|Most recent IBA monitoring assessment|
|Year of assessment||Threat score (pressure)||Condition score (state)||Action score (response)|
|2001||very high||not assessed||not assessed|
|For more information about IBA monitoring please click here|
During the twentieth century the extent of Lake Chad has fluctuated considerably as a result of cyclical drought and flooding. It has ranged from a surface area of almost 26,000 km² in June 1962 (Kindler et al. 1989) to 1,653 km² in April 1985 (Kusnir 1993). At its lowest level, the two basins have been physically separated by a dry ridge. The present lake is only a tiny remnant of the Paleo-Lake Chad, which first came into existence by tectonic subsidence 35 million years ago. There are three main types of habitat within the lake: islands of floating and rooted papyrus Cyperus papyrus and reeds Phragmites sp. and islands which are the tops of submerged dunes; extensive beds of reedmace Typha australis, papyrus and other sedges around the shore; and areas of open water. The vast populations of migrant birds at Lake Chad are sustained in part by midges, the aquatic larval stage of which (together with other zooplankton and phytoplankton) are at the base of the food chain of the abundant fish population. Some 46% of the lake and its peripheral marshes are situated within Chad.

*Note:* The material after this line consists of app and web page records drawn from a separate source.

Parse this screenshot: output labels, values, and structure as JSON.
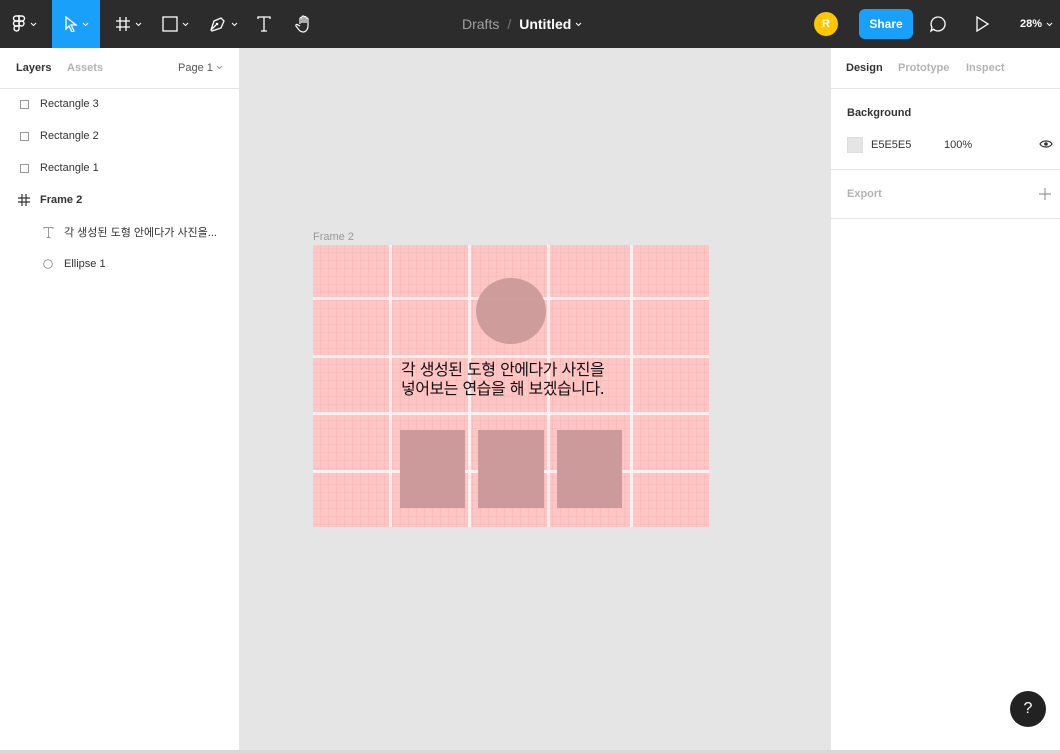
{
  "toolbar": {
    "breadcrumb_drafts": "Drafts",
    "breadcrumb_sep": "/",
    "file_name": "Untitled",
    "avatar_initial": "R",
    "share_label": "Share",
    "zoom": "28%",
    "accent_color": "#18a0fb"
  },
  "left_panel": {
    "tab_layers": "Layers",
    "tab_assets": "Assets",
    "page_selector": "Page 1",
    "layers": [
      {
        "label": "Rectangle 3",
        "icon": "rectangle-icon"
      },
      {
        "label": "Rectangle 2",
        "icon": "rectangle-icon"
      },
      {
        "label": "Rectangle 1",
        "icon": "rectangle-icon"
      },
      {
        "label": "Frame 2",
        "icon": "frame-icon"
      },
      {
        "label": "각 생성된 도형 안에다가 사진을...",
        "icon": "text-icon"
      },
      {
        "label": "Ellipse 1",
        "icon": "ellipse-icon"
      }
    ]
  },
  "canvas": {
    "frame_label": "Frame 2",
    "frame_text_line1": "각 생성된 도형 안에다가 사진을",
    "frame_text_line2": "넣어보는 연습을 해 보겠습니다."
  },
  "right_panel": {
    "tab_design": "Design",
    "tab_prototype": "Prototype",
    "tab_inspect": "Inspect",
    "background_title": "Background",
    "background_hex": "E5E5E5",
    "background_opacity": "100%",
    "export_title": "Export"
  },
  "help_label": "?"
}
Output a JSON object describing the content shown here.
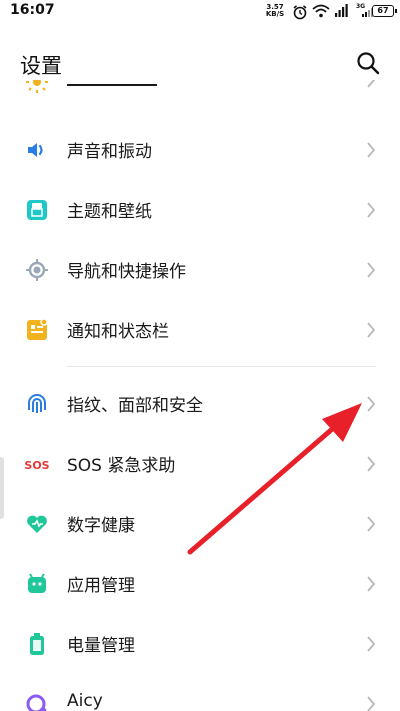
{
  "status_bar": {
    "time": "16:07",
    "net_speed_value": "3.57",
    "net_speed_unit": "KB/S",
    "signal_label": "3G",
    "battery": "67"
  },
  "header": {
    "title": "设置",
    "search_icon": "search-icon"
  },
  "settings": {
    "items": [
      {
        "label": "声音和振动",
        "icon": "sound-icon",
        "color": "#2a7de1"
      },
      {
        "label": "主题和壁纸",
        "icon": "theme-icon",
        "color": "#1ec8c8"
      },
      {
        "label": "导航和快捷操作",
        "icon": "navigation-icon",
        "color": "#9aa7b8"
      },
      {
        "label": "通知和状态栏",
        "icon": "notification-icon",
        "color": "#f2b21b"
      },
      {
        "label": "指纹、面部和安全",
        "icon": "fingerprint-icon",
        "color": "#2a7de1"
      },
      {
        "label": "SOS 紧急求助",
        "icon": "sos-icon",
        "color": "#e53935"
      },
      {
        "label": "数字健康",
        "icon": "digital-wellbeing-icon",
        "color": "#1fc79a"
      },
      {
        "label": "应用管理",
        "icon": "app-management-icon",
        "color": "#1fc79a"
      },
      {
        "label": "电量管理",
        "icon": "battery-management-icon",
        "color": "#1fc79a"
      },
      {
        "label": "Aicy",
        "icon": "aicy-icon",
        "color": "#8a5cf6"
      }
    ]
  },
  "annotation": {
    "arrow_color": "#e8202a"
  }
}
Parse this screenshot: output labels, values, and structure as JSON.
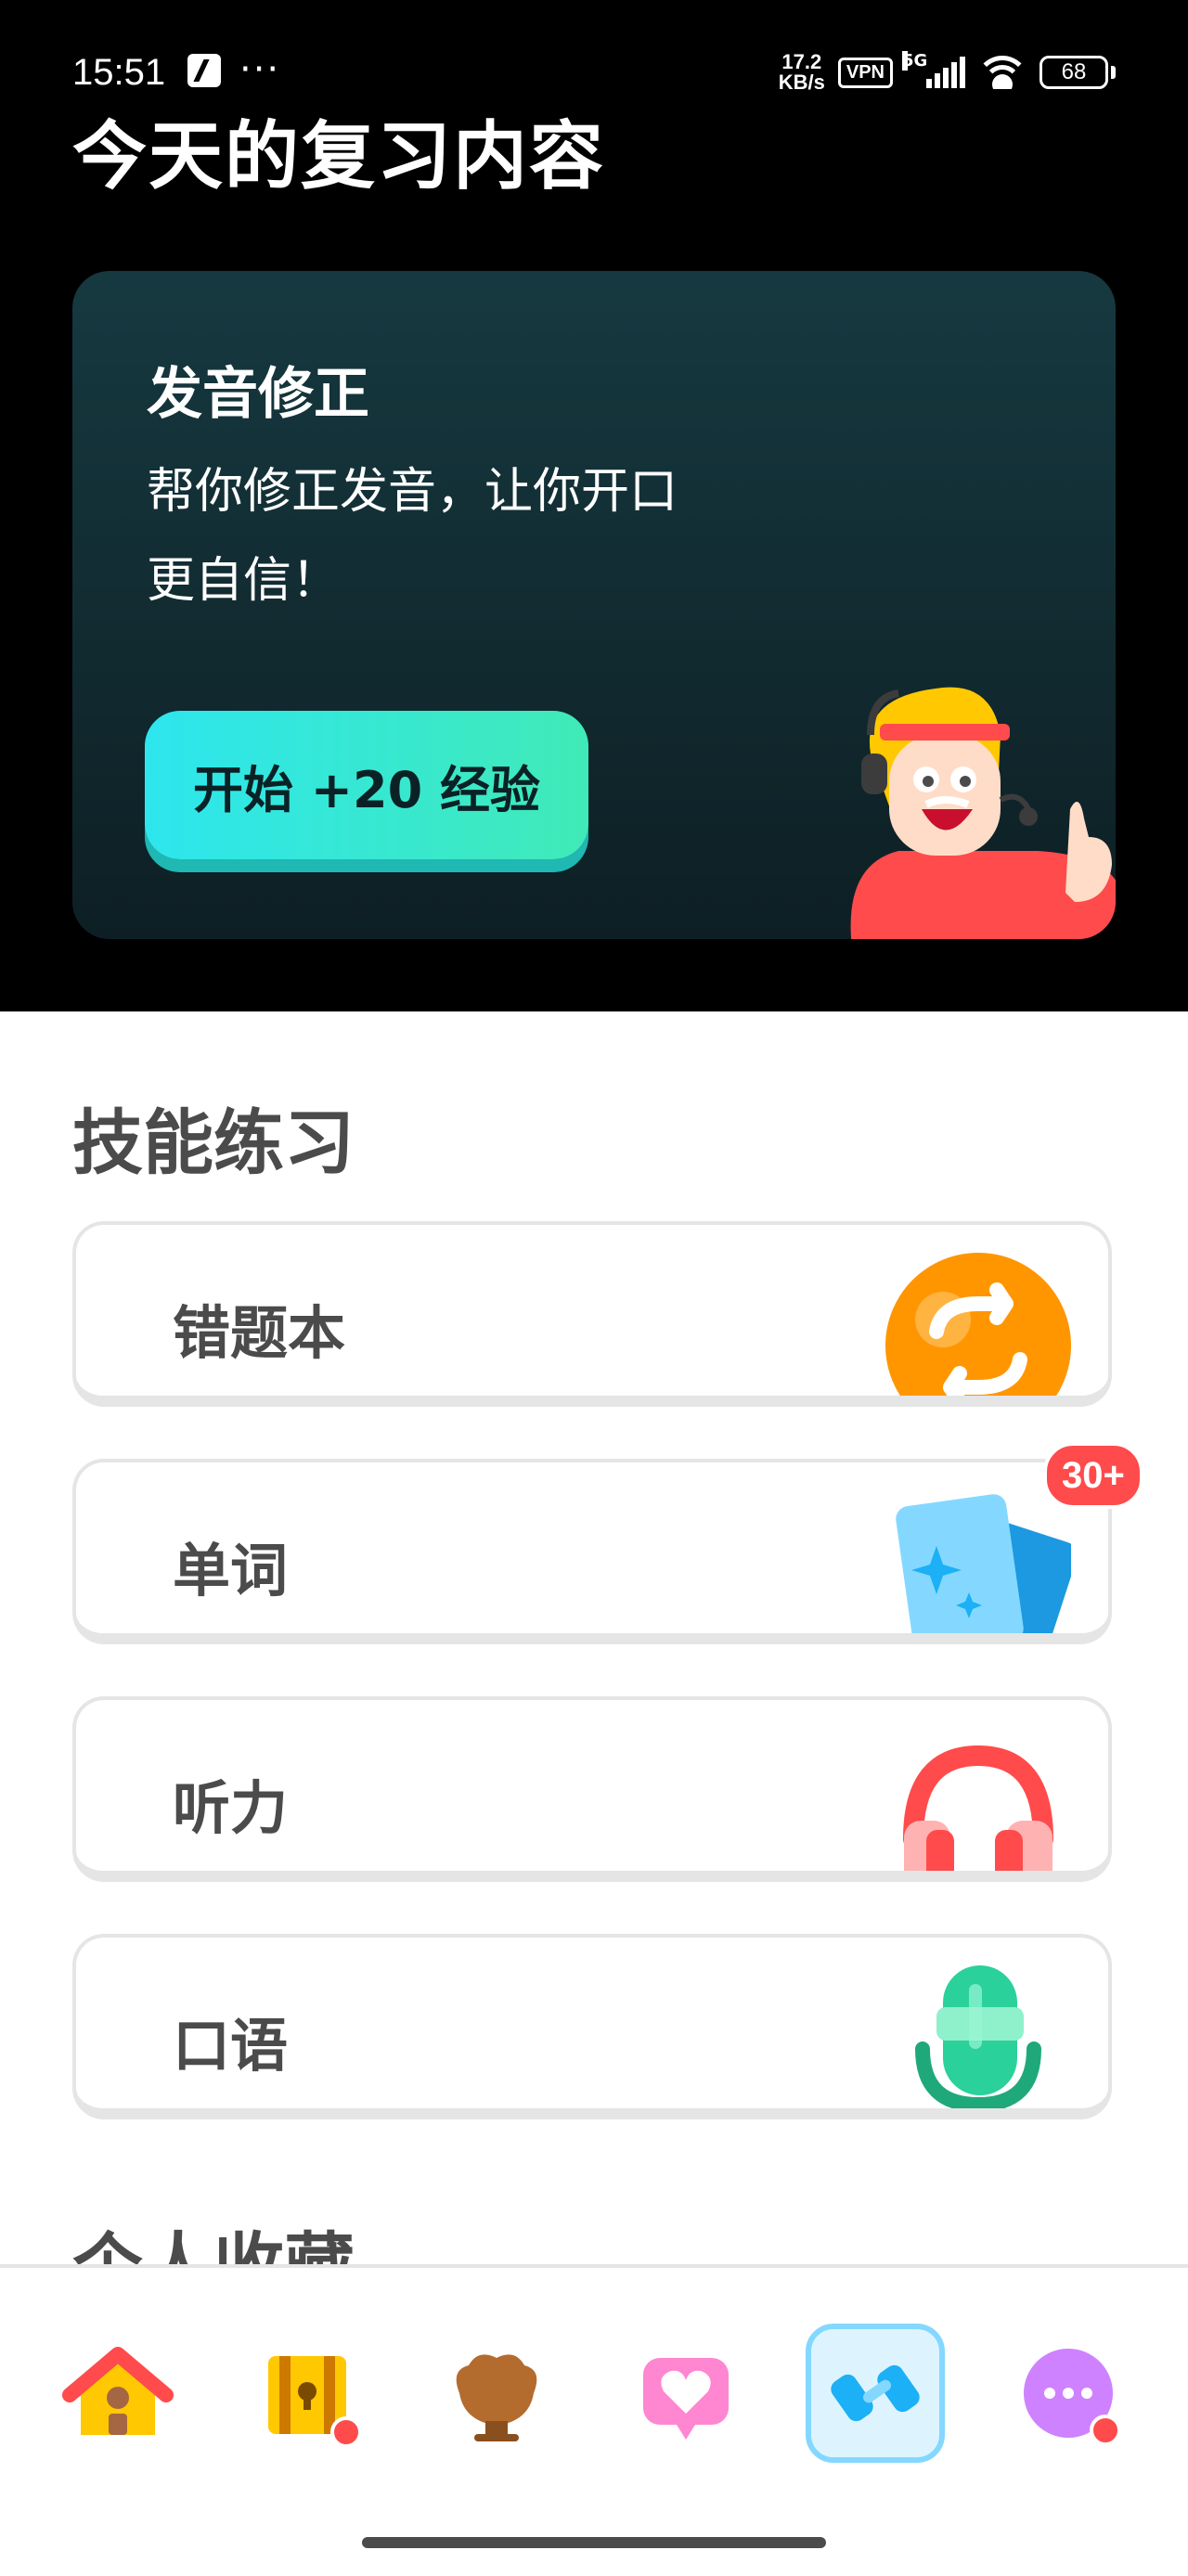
{
  "status_bar": {
    "time": "15:51",
    "net_speed_value": "17.2",
    "net_speed_unit": "KB/s",
    "vpn": "VPN",
    "network": "5G",
    "battery": "68"
  },
  "page": {
    "title": "今天的复习内容"
  },
  "hero": {
    "title": "发音修正",
    "description": "帮你修正发音，让你开口更自信！",
    "button_label": "开始 +20 经验"
  },
  "skills": {
    "title": "技能练习",
    "items": [
      {
        "label": "错题本",
        "icon": "refresh-circle-icon"
      },
      {
        "label": "单词",
        "icon": "cards-icon",
        "badge": "30+"
      },
      {
        "label": "听力",
        "icon": "headphones-icon"
      },
      {
        "label": "口语",
        "icon": "microphone-icon"
      }
    ]
  },
  "next_section": {
    "title": "个人收藏"
  },
  "tabbar": {
    "items": [
      {
        "icon": "home-icon"
      },
      {
        "icon": "treasure-chest-icon"
      },
      {
        "icon": "shield-icon"
      },
      {
        "icon": "heart-icon"
      },
      {
        "icon": "dumbbell-icon"
      },
      {
        "icon": "more-icon"
      }
    ]
  },
  "colors": {
    "accent_teal": "#2de6ee",
    "badge_red": "#ff4b4b",
    "orange": "#ff9600",
    "blue": "#1cb0f6"
  }
}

See Box and Table 2 for key species. Waterbird counts include 61,900 wildfowl (Anatidae) in 1984. In addition, three species of the Sudan–Guinea Savanna biome occur (see Table 2).
Non-bird biodiversity: Mammals of global conservation concern that occur, or used to do so, include Loxodonta africana (EN), Tragelaphus spekei (LR/nt) and Lutra maculicollis (VU).
BirdLife International (2023) Important Bird Areas factsheet: Lake Chad. Downloaded from http://www.birdlife.org on 29/01/2023.